PROBLEM REQUIREMENTS:
Identify all lines in the listing that include the word "icon", and copy them out.

[Opening THE DATA section]

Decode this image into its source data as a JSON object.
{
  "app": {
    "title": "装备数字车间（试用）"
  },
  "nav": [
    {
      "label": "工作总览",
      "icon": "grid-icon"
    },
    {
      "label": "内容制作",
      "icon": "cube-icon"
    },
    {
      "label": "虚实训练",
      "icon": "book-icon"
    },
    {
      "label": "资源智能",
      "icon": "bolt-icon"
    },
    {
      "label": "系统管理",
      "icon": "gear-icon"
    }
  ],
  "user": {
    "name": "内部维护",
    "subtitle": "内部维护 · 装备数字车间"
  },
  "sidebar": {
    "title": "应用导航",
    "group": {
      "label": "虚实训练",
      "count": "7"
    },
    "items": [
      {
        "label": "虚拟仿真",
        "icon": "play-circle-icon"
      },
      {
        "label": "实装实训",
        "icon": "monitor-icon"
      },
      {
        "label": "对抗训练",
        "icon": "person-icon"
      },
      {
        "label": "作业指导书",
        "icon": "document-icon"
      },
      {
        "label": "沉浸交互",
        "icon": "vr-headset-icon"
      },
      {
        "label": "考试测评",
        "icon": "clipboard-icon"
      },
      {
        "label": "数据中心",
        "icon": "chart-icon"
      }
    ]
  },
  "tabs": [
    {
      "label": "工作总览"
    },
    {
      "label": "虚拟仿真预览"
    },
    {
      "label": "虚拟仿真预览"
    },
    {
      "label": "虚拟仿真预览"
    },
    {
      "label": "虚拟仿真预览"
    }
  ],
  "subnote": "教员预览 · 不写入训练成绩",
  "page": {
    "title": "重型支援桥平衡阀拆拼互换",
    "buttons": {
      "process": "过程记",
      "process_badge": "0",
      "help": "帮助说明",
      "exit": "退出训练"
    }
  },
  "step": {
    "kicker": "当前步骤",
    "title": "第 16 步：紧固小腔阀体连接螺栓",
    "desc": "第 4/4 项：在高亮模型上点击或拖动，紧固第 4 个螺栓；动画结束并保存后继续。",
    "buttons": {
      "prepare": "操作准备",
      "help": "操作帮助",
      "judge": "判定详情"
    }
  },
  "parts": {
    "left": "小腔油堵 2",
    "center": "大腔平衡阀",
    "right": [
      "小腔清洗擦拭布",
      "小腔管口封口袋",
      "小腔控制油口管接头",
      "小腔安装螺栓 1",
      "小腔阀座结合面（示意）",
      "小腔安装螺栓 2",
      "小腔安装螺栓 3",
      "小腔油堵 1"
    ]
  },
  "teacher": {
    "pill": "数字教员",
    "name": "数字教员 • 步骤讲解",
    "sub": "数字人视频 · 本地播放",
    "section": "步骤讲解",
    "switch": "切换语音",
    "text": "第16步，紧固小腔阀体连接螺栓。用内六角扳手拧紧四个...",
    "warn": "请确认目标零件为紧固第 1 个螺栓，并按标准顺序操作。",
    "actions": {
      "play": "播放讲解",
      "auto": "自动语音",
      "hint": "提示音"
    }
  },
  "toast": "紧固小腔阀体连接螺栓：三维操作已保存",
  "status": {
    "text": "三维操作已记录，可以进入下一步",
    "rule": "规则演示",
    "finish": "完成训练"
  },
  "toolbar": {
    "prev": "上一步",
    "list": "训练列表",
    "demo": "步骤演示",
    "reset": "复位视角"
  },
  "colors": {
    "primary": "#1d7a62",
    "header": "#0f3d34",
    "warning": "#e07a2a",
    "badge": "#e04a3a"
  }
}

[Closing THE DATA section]

ANSWER BOX:
      "icon": "grid-icon"
      "icon": "cube-icon"
      "icon": "book-icon"
      "icon": "bolt-icon"
      "icon": "gear-icon"
        "icon": "play-circle-icon"
        "icon": "monitor-icon"
        "icon": "person-icon"
        "icon": "document-icon"
        "icon": "vr-headset-icon"
        "icon": "clipboard-icon"
        "icon": "chart-icon"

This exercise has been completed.